» Task objective
Where does the string "linear" occur in the records below? Copy every line that holds it.

══ Exercise inputs

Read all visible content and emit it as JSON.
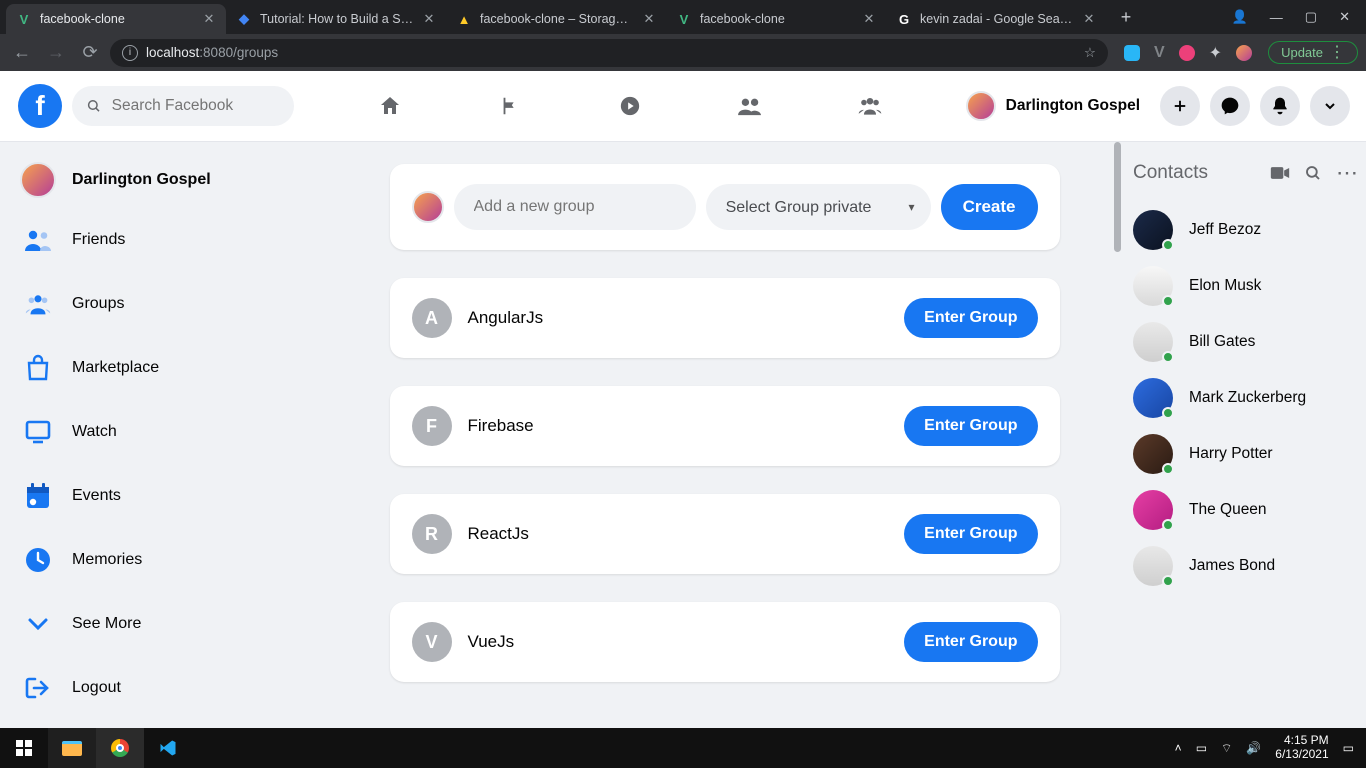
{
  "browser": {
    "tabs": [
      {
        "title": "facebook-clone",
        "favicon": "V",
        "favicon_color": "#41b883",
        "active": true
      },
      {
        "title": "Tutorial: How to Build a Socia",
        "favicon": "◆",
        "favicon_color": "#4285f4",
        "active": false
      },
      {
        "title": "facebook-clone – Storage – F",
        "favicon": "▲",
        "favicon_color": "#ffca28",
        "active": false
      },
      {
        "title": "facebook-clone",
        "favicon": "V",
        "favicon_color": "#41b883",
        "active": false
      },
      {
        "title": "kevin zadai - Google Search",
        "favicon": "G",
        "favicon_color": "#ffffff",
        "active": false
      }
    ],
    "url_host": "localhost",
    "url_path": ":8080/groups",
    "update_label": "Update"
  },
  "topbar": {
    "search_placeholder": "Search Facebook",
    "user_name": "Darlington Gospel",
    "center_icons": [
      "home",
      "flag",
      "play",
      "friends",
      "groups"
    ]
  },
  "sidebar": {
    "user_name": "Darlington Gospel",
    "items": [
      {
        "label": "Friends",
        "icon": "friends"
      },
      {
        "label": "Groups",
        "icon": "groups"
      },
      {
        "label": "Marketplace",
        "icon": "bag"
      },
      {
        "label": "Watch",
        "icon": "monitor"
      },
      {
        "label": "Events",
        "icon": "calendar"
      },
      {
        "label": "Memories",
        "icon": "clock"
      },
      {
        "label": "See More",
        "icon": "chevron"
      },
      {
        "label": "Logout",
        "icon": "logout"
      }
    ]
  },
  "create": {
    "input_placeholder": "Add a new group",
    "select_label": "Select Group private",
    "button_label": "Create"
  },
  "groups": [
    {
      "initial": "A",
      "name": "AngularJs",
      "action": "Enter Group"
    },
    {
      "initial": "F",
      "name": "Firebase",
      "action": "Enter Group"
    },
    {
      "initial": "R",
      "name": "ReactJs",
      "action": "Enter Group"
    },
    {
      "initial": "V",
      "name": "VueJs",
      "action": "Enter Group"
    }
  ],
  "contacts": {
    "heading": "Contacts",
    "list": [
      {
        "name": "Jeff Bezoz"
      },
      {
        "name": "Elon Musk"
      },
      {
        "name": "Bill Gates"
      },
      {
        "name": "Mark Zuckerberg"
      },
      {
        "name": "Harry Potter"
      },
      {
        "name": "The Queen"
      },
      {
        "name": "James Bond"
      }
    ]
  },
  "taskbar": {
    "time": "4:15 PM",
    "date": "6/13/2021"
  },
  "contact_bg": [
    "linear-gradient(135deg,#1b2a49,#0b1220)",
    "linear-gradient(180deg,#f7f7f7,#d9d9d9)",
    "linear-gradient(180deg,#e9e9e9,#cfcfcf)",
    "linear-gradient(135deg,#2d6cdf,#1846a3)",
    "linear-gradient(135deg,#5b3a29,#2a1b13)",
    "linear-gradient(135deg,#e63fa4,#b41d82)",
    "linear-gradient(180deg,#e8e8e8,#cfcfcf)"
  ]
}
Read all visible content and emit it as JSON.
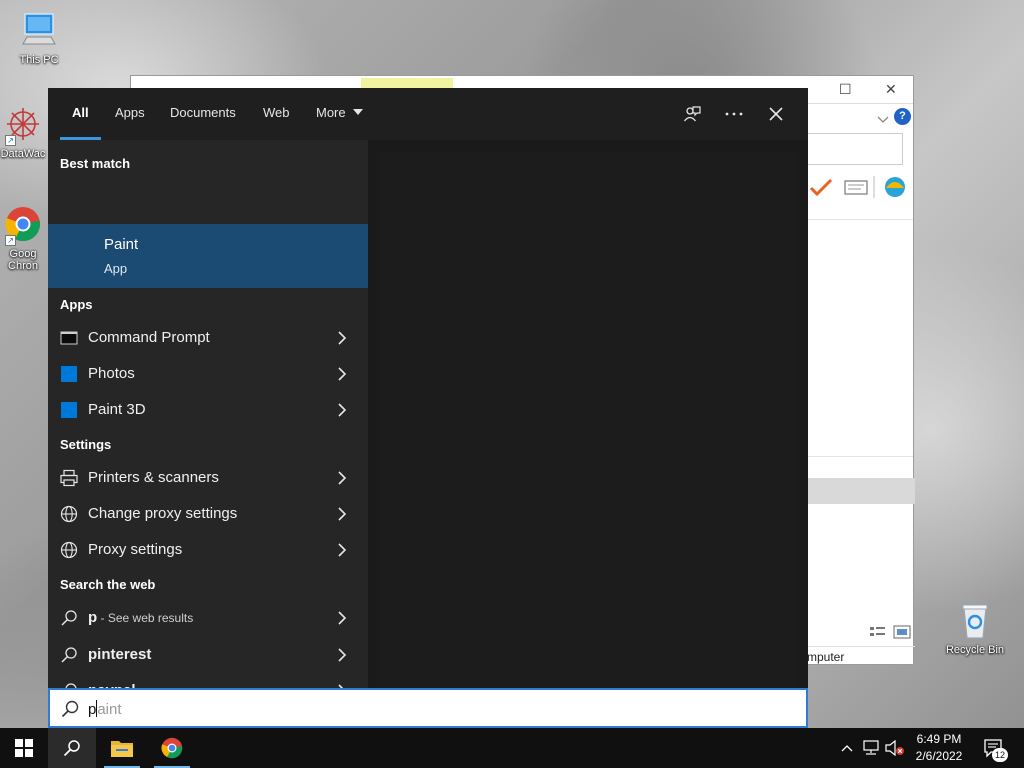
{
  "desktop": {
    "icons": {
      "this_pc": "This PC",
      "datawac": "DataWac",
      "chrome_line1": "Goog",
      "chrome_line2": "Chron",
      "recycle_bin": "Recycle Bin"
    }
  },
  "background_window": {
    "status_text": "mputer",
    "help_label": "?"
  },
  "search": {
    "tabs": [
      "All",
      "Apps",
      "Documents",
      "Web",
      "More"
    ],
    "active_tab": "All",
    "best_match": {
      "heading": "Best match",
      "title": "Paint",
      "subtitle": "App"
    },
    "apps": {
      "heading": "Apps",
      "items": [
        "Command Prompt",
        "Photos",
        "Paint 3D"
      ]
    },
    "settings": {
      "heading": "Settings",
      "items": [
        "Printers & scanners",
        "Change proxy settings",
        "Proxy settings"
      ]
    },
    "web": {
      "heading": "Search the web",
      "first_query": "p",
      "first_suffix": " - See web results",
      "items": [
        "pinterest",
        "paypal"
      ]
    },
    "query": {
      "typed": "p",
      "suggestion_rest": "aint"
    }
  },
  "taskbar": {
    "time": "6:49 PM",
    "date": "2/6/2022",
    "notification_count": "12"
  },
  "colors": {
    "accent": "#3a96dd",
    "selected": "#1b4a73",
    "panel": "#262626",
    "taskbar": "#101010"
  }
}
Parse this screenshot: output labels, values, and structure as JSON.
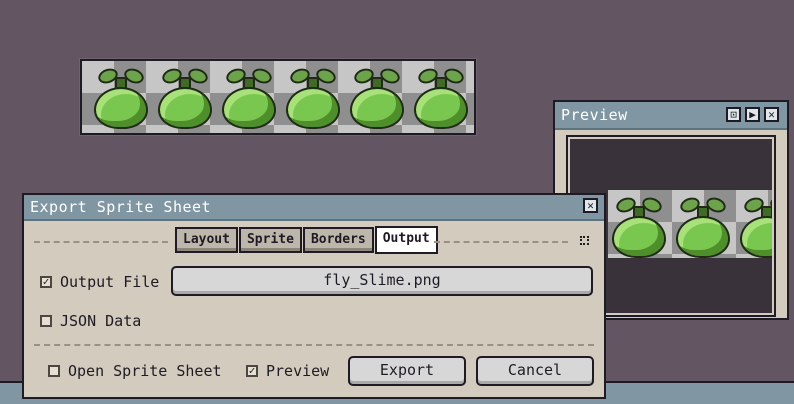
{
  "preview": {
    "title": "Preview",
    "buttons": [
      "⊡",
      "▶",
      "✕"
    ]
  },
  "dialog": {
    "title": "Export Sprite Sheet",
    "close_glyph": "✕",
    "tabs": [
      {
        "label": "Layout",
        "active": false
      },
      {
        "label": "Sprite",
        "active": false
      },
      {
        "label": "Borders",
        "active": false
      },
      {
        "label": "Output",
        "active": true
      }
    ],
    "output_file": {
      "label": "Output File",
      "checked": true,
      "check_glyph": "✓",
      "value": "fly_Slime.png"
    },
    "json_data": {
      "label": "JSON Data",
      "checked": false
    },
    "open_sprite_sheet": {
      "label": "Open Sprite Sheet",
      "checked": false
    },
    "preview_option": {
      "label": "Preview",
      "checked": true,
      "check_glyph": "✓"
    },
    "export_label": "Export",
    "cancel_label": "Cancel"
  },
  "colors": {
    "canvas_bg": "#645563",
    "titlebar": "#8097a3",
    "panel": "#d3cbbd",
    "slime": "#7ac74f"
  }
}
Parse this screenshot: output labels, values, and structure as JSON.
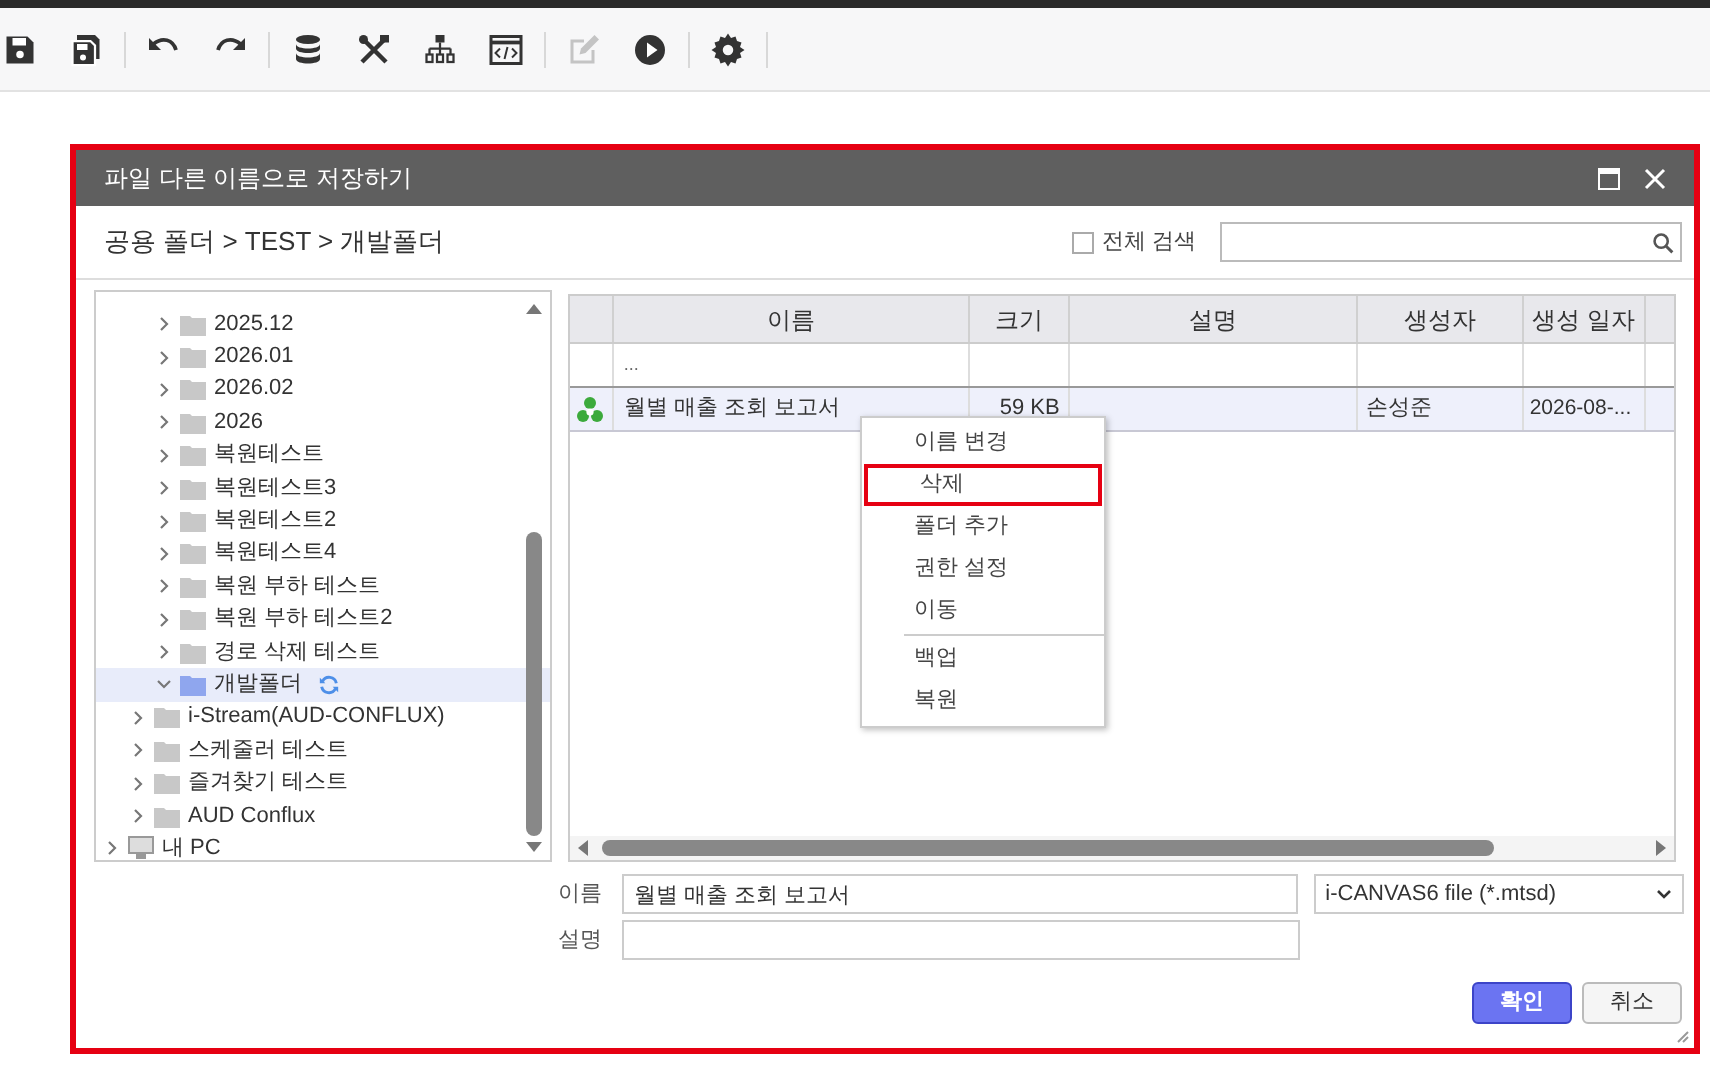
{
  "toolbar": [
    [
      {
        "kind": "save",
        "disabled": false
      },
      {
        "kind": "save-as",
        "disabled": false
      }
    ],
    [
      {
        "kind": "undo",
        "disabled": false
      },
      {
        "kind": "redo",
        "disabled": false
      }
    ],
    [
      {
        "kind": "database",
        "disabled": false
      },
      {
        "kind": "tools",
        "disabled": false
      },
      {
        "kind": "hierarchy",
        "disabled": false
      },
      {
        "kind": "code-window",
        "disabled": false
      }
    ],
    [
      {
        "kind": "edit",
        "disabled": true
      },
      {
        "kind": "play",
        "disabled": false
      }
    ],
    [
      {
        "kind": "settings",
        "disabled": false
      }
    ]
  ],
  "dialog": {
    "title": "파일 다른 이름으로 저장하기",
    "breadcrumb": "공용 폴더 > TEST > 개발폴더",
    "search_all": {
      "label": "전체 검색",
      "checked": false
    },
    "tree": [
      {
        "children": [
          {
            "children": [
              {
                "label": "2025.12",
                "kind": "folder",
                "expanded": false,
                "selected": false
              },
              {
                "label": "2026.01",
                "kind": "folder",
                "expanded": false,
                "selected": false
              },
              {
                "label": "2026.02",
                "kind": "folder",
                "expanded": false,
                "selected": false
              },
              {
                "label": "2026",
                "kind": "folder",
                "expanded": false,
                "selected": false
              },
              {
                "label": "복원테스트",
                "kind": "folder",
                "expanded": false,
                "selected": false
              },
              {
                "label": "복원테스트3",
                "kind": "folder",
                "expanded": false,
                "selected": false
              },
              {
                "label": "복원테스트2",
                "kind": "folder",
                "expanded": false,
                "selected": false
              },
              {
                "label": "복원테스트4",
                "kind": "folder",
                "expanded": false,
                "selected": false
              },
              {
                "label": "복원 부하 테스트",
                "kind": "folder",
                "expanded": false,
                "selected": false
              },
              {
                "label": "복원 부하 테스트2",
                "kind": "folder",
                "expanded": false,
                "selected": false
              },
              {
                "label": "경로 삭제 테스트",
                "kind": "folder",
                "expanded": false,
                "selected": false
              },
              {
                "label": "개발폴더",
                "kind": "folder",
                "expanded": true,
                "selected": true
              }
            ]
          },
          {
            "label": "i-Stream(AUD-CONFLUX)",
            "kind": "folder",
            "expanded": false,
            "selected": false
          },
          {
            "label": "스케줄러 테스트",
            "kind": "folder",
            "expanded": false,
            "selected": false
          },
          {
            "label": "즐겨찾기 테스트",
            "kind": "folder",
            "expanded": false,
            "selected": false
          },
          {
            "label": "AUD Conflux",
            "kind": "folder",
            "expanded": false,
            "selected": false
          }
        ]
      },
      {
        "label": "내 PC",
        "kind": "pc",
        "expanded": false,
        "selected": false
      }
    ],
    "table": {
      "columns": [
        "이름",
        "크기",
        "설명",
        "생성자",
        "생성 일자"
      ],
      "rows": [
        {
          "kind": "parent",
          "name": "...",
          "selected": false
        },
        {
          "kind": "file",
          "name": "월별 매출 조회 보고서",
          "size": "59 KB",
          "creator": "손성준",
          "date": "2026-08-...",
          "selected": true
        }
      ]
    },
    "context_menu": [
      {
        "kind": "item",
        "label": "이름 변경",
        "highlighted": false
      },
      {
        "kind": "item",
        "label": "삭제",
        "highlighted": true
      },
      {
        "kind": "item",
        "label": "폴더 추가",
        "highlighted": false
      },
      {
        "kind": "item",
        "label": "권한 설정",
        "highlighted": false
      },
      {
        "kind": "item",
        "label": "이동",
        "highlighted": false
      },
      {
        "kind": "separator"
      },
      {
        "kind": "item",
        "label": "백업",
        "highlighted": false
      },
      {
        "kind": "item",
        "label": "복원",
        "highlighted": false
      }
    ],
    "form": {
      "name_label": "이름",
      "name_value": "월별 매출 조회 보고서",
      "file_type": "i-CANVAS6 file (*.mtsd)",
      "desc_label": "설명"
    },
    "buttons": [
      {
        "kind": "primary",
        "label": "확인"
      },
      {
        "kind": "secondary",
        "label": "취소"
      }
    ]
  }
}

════

» Reply
    "linear-gradient(135deg,#1b2a49,#0b1220)",
    "linear-gradient(180deg,#f7f7f7,#d9d9d9)",
    "linear-gradient(180deg,#e9e9e9,#cfcfcf)",
    "linear-gradient(135deg,#2d6cdf,#1846a3)",
    "linear-gradient(135deg,#5b3a29,#2a1b13)",
    "linear-gradient(135deg,#e63fa4,#b41d82)",
    "linear-gradient(180deg,#e8e8e8,#cfcfcf)"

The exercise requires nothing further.